Whether you are being introduced to the world of mortgages as a First Time Buyer in Manchester or are going through the process of Moving House in Manchester, you will realise that there are lots of various types of mortgages offered.
Various mortgages are more popular than others, and some may even be difficult to find. As your friendly Mortgage Broker in Manchester, we have compiled a list of some of the most common mortgage types you might encounter.
Here Malcolm has compiled a playlist of videos to explain the different types of mortgages available in Manchester. Below you will also find one of our moneymanTV episodes for each mortgage type, and we hope you find them helpful! Watch more useful Mortgage Guides on moneymanTV or go directly to our “Mortgages Explained” playlist here.
A fixed-rate mortgage means that your mortgage payments will stay the same for a set period. You can set the length you want to fix your costs for, typically 2, 3, or 5 years or longer. No matter what happens to inflation, interest rates, or the economy, you know that your mortgage payment, usually your biggest outgoing, will not change.
A tracker mortgage indicates that your interest rate will track the Bank of England’s base rate. Meaning, the lender that you are with does not set the rate themselves. You will be paying a percentage above the Bank of England base rate. For example, if the base rate is 1% and you are tracking at 1% above the base rate, that means you will be paying a rate of 2%.
When you take out a repayment mortgage, meaning each month you are paying capital and interest combined, as long as you keep your payments going for the full length of the mortgage term. The mortgage balance is guaranteed to get paid off at the end, and the property becomes yours.
This is the most risk-free way to pay your capital back to the lender, in the early years it is mainly the interest that you are paying and your balance will reduce very slowly especially if you have taken out a 25, 30 or 35-year term. This situation switches in the last ten years or so of your mortgage, where your payments are paying off more capital than interest and the balance will come down much faster.

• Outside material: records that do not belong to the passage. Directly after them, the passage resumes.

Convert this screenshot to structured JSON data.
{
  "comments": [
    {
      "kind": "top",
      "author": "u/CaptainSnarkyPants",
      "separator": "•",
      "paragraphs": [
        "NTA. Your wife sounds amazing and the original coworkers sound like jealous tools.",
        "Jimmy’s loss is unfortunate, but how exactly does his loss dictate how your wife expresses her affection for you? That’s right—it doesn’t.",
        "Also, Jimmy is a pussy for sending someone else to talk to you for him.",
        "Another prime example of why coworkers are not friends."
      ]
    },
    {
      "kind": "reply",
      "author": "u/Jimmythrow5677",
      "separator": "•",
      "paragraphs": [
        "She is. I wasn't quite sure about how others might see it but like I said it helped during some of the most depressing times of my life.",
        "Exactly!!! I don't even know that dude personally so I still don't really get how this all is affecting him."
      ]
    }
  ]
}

Whilst many buy to let mortgages in Manchester get set up on an interest-only basis, it is much more challenging to get a residential property on an interest-only basis. It is much less likely for lenders to offer an interest-only product now.
However, there are certain circumstances where this can be an option. These include downsizing when you are older or have other investments that you will use to pay the capital back. Lenders are stringent when it comes to offering these products now, and the loan to values are a lot lower than before.
Initially becoming popular in Australia, Offset Mortgages are a flexible type of Mortgage Arrangement. Due to there being a lot more to these than the average mortgage, the interest rates can be slightly higher. Offset Mortgages give you the ability to potentially overpay your mortgage, underpay your mortgage or pay off a lump sum.
The main attraction of these types is that your chosen lender will open up a savings account to run alongside your mortgage account. As an example, we’ll say that you take out a £100,000 mortgage but in your savings, you already have £30,000. You can then put that £30,000 into your new savings account and only pay interest on the remaining £70,000. The idea behind this is that if you keep your payments up as normal per month, then you’re able to pay off the mortgage earlier and with less interest.
Similar to Fixed-Rate mortgages, Capped Rates have a maximum amount that a customer will pay each month with a maximum interest rate. With that in mind, if you’re capped at say 5%, you’ll never go higher than 5%. Where these can be more beneficial, however, is if interest rates start to drop. So for example, if the rates dropped to 4%, 3% or 2%, then your mortgage will do the same.
Flexible mortgages allow you to underpay and overpay by unlimited amounts. Underpayments are only allowed if you’ve overpaid first and have agreed with a lender to do so. This, however, is not something that we recommend. Overpayments can be fairly beneficial though, as you could end up paying off the mortgage early and with significantly less interest. Mortgage flexibility is normally a feature of Offset Mortgages, which you can read about above.